Promoting the use of generic preparations is an important means to curtail increasing medical costs. However, anxiety regarding the quality of generic preparations inhibits their use. In this study, we compared the quality of brand name and generic theophylline extended-release tablets by examining their dissolution profiles. The purpose of this study was to determine which generic preparations the pharmacist should recommend as an alternative to the brand preparation, thereby contributing to patients’ safety.
The dissolution profile of theophylline from generic theophylline extended-release tablets was tested and compared to that of the brand preparation. Two or three lots per preparation of nine preparations were tested. Each tablet contained 100 mg theophylline.
The dissolution profiles were grouped into four types based on their dissolution in water. Some tablets showed slight variance between lots. When assessing similarities between the dissolution profiles, in some cases we could not distinguish between the generic and the brand preparation found in the Orange Book.
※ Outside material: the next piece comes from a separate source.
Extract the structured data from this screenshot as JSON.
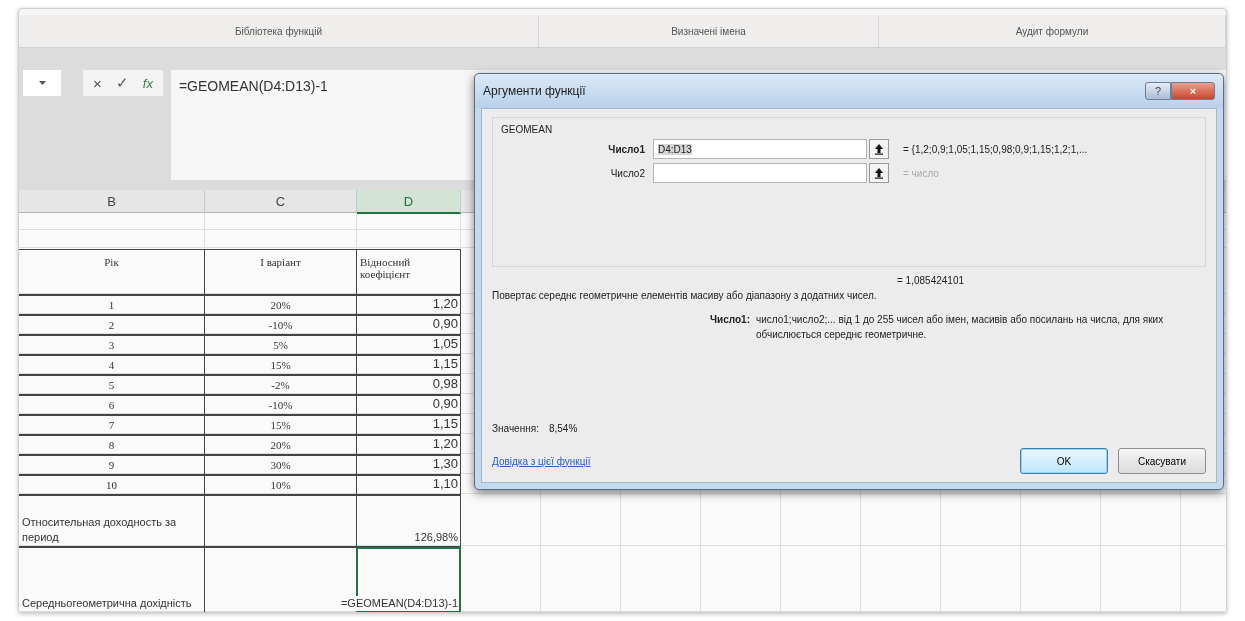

When pharmacists select a generic preparation for a patient, it is important to consider the dissolution profile of the brand name preparation because dissolution profiles vary among tablets. Although theophylline extended-release tablets can be divided into groups based on the dissolution profile in the Orange Book, it seems that there are slight differences in dissolution profiles within the same group under different patient conditions. Pharmacists should consider the patient’s condition when changing from the brand preparation to a generic preparation.